TASK DETAILS – Search the material below for lines containing the string "水雾玻璃", and copy every one you find.

INFORMATION –
┌────────
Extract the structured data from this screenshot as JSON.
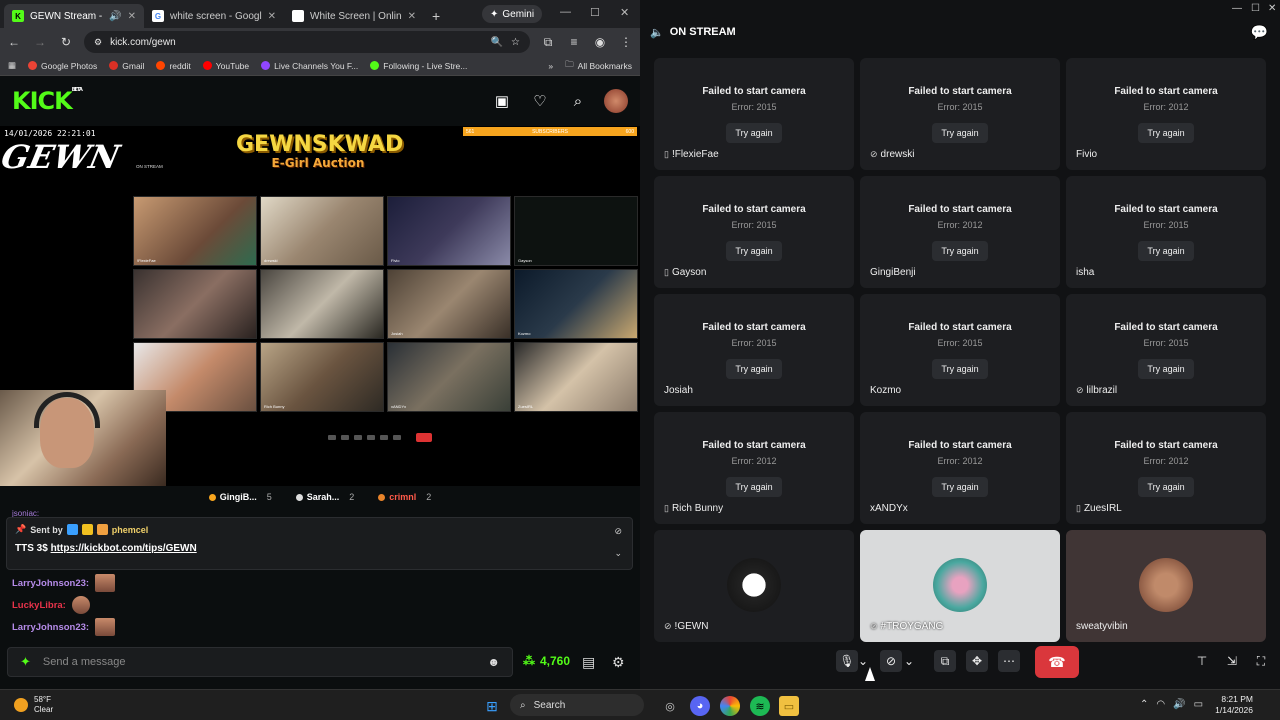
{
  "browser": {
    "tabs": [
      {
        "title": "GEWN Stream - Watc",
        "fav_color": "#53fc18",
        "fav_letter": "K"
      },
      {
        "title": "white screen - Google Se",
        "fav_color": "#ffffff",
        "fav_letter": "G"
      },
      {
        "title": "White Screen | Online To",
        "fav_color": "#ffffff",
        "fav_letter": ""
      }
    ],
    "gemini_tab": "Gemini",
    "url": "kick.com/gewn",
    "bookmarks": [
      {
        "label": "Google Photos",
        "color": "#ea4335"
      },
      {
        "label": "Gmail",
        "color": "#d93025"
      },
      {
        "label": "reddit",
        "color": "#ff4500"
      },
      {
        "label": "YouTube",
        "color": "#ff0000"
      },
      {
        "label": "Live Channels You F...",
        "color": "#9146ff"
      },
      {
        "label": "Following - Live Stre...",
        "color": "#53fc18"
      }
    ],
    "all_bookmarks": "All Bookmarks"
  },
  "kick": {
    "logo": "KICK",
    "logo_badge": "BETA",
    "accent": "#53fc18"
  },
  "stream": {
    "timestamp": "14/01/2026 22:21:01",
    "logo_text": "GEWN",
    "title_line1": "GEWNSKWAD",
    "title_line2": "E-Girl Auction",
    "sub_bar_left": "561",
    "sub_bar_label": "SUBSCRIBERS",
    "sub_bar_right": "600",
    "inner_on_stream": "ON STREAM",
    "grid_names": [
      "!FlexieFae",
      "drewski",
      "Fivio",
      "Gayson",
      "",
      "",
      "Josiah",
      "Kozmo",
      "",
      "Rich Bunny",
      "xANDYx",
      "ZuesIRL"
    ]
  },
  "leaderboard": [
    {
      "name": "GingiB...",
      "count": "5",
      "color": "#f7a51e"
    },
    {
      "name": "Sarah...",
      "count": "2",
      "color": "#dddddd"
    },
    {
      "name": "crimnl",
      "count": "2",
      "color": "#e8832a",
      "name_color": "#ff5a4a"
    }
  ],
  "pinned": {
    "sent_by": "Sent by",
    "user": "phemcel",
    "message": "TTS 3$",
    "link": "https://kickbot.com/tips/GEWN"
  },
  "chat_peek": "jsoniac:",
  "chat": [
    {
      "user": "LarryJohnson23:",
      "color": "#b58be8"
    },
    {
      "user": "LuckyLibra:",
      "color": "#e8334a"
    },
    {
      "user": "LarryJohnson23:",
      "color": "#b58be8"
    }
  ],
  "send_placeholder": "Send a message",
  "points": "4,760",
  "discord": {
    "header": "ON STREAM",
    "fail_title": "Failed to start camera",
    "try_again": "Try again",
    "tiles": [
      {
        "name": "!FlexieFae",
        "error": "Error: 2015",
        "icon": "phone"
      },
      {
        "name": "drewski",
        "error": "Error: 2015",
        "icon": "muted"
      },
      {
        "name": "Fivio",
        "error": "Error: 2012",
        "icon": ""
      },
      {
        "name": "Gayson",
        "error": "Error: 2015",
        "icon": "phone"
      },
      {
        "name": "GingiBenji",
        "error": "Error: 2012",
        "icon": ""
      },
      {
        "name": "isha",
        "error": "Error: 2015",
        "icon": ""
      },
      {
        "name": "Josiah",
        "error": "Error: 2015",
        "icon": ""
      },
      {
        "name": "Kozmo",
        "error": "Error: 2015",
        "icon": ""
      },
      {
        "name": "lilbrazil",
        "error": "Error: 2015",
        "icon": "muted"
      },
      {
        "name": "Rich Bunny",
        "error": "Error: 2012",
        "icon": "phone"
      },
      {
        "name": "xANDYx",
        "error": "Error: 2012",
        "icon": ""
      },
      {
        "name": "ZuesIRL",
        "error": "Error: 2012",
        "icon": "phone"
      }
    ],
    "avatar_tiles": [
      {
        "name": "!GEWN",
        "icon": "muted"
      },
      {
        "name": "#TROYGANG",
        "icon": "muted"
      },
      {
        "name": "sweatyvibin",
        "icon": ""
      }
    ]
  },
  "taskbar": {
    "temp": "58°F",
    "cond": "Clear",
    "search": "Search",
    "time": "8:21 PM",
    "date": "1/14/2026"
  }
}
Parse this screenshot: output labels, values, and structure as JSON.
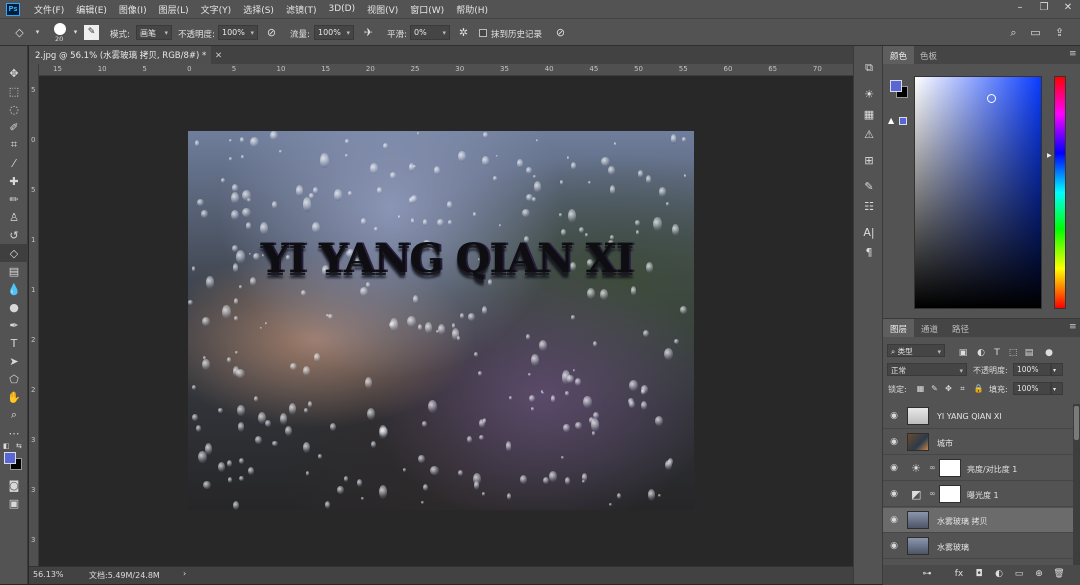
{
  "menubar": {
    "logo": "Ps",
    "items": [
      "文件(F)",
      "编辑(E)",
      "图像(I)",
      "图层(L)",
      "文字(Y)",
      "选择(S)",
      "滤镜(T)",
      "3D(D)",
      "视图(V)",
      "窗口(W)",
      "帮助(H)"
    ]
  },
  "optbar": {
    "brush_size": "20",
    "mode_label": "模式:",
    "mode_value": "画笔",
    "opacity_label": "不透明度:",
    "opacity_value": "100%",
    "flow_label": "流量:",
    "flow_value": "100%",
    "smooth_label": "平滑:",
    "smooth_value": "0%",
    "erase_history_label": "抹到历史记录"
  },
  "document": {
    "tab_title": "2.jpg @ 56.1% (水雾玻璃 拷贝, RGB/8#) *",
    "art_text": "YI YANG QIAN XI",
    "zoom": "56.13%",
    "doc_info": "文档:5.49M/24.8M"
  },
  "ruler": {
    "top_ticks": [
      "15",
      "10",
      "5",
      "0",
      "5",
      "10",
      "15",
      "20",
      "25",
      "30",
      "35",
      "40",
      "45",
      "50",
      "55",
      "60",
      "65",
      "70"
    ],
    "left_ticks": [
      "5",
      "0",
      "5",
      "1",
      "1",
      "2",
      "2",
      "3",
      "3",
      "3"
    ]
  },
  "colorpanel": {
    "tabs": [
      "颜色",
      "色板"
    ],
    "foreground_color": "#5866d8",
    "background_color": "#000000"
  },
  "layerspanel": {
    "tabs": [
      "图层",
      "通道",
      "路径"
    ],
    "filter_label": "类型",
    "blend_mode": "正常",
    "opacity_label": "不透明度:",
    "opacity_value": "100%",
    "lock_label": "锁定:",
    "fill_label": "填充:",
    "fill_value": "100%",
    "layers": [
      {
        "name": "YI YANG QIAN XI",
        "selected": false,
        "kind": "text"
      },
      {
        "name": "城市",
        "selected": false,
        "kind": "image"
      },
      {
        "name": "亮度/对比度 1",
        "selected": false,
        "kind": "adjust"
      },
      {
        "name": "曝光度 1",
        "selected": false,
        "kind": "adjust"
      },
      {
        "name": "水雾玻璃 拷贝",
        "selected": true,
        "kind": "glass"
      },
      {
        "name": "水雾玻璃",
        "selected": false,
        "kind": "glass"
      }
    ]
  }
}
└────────
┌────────
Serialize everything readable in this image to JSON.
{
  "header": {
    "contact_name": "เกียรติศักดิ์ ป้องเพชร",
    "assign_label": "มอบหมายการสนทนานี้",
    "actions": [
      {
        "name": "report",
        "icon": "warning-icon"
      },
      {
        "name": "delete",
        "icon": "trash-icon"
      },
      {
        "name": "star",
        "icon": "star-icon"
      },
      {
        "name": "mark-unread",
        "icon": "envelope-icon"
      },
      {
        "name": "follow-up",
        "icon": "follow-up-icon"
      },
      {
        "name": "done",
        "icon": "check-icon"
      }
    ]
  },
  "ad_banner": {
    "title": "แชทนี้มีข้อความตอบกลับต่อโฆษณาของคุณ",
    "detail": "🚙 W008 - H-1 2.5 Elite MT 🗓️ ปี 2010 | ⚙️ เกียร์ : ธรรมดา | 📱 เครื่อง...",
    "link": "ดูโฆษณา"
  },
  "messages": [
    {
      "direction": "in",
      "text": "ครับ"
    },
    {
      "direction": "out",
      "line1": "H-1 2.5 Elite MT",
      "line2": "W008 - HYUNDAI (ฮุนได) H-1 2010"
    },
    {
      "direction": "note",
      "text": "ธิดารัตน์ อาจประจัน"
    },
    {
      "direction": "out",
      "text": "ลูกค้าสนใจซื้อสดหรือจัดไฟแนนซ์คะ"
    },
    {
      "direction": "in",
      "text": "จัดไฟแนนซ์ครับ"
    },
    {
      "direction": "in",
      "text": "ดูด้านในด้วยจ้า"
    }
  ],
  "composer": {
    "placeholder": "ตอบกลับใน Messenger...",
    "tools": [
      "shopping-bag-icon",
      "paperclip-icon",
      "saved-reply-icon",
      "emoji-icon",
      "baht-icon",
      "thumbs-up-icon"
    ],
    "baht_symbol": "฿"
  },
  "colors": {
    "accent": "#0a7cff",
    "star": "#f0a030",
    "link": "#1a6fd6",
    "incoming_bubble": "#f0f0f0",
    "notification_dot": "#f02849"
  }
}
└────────
TASK RESPONSE –
    "tab_title": "2.jpg @ 56.1% (水雾玻璃 拷贝, RGB/8#) *",
        "name": "水雾玻璃 拷贝",
        "name": "水雾玻璃",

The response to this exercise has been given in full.